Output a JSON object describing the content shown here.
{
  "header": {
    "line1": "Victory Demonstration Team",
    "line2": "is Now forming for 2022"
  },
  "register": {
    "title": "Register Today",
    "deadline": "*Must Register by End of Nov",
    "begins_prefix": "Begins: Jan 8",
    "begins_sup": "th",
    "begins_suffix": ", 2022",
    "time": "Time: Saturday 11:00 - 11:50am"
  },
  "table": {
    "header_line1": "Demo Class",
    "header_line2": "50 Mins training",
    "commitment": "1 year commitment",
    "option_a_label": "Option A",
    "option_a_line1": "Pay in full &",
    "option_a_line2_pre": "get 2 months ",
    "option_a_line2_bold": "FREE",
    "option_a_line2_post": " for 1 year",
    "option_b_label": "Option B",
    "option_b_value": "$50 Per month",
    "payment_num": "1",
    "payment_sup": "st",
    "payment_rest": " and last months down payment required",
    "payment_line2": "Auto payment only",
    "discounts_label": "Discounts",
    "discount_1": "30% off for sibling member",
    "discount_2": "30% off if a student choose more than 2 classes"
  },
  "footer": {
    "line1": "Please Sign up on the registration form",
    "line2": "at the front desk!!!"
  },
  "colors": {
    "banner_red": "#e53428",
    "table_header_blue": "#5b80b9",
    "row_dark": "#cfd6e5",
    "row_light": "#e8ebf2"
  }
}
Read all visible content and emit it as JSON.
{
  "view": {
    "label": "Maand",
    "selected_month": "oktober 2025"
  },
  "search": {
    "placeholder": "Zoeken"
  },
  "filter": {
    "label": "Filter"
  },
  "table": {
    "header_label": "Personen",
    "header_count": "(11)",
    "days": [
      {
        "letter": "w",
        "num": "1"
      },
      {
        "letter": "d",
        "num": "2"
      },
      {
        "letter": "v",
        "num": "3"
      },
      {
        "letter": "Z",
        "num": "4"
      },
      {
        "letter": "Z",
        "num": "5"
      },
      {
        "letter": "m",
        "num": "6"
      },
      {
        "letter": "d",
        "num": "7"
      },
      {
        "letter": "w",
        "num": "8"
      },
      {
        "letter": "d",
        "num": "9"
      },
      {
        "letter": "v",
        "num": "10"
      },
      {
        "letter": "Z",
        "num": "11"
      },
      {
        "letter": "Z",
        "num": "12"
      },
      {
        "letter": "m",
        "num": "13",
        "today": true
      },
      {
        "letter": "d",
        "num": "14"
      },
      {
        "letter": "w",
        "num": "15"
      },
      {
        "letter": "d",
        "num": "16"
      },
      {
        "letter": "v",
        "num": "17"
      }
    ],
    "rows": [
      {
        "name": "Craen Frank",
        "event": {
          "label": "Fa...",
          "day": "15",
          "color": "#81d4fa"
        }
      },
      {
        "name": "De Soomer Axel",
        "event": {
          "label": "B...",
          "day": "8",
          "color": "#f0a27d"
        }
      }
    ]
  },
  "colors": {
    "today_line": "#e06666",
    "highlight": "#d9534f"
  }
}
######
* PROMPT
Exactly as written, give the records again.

* REPLY
Output a JSON object describing the content shown here.
{
  "header": {
    "line1": "Victory Demonstration Team",
    "line2": "is Now forming for 2022"
  },
  "register": {
    "title": "Register Today",
    "deadline": "*Must Register by End of Nov",
    "begins_prefix": "Begins: Jan 8",
    "begins_sup": "th",
    "begins_suffix": ", 2022",
    "time": "Time: Saturday 11:00 - 11:50am"
  },
  "table": {
    "header_line1": "Demo Class",
    "header_line2": "50 Mins training",
    "commitment": "1 year commitment",
    "option_a_label": "Option A",
    "option_a_line1": "Pay in full &",
    "option_a_line2_pre": "get 2 months ",
    "option_a_line2_bold": "FREE",
    "option_a_line2_post": " for 1 year",
    "option_b_label": "Option B",
    "option_b_value": "$50 Per month",
    "payment_num": "1",
    "payment_sup": "st",
    "payment_rest": " and last months down payment required",
    "payment_line2": "Auto payment only",
    "discounts_label": "Discounts",
    "discount_1": "30% off for sibling member",
    "discount_2": "30% off if a student choose more than 2 classes"
  },
  "footer": {
    "line1": "Please Sign up on the registration form",
    "line2": "at the front desk!!!"
  },
  "colors": {
    "banner_red": "#e53428",
    "table_header_blue": "#5b80b9",
    "row_dark": "#cfd6e5",
    "row_light": "#e8ebf2"
  }
}
Read all visible content and emit it as JSON.
{
  "view": {
    "label": "Maand",
    "selected_month": "oktober 2025"
  },
  "search": {
    "placeholder": "Zoeken"
  },
  "filter": {
    "label": "Filter"
  },
  "table": {
    "header_label": "Personen",
    "header_count": "(11)",
    "days": [
      {
        "letter": "w",
        "num": "1"
      },
      {
        "letter": "d",
        "num": "2"
      },
      {
        "letter": "v",
        "num": "3"
      },
      {
        "letter": "Z",
        "num": "4"
      },
      {
        "letter": "Z",
        "num": "5"
      },
      {
        "letter": "m",
        "num": "6"
      },
      {
        "letter": "d",
        "num": "7"
      },
      {
        "letter": "w",
        "num": "8"
      },
      {
        "letter": "d",
        "num": "9"
      },
      {
        "letter": "v",
        "num": "10"
      },
      {
        "letter": "Z",
        "num": "11"
      },
      {
        "letter": "Z",
        "num": "12"
      },
      {
        "letter": "m",
        "num": "13",
        "today": true
      },
      {
        "letter": "d",
        "num": "14"
      },
      {
        "letter": "w",
        "num": "15"
      },
      {
        "letter": "d",
        "num": "16"
      },
      {
        "letter": "v",
        "num": "17"
      }
    ],
    "rows": [
      {
        "name": "Craen Frank",
        "event": {
          "label": "Fa...",
          "day": "15",
          "color": "#81d4fa"
        }
      },
      {
        "name": "De Soomer Axel",
        "event": {
          "label": "B...",
          "day": "8",
          "color": "#f0a27d"
        }
      }
    ]
  },
  "colors": {
    "today_line": "#e06666",
    "highlight": "#d9534f"
  }
}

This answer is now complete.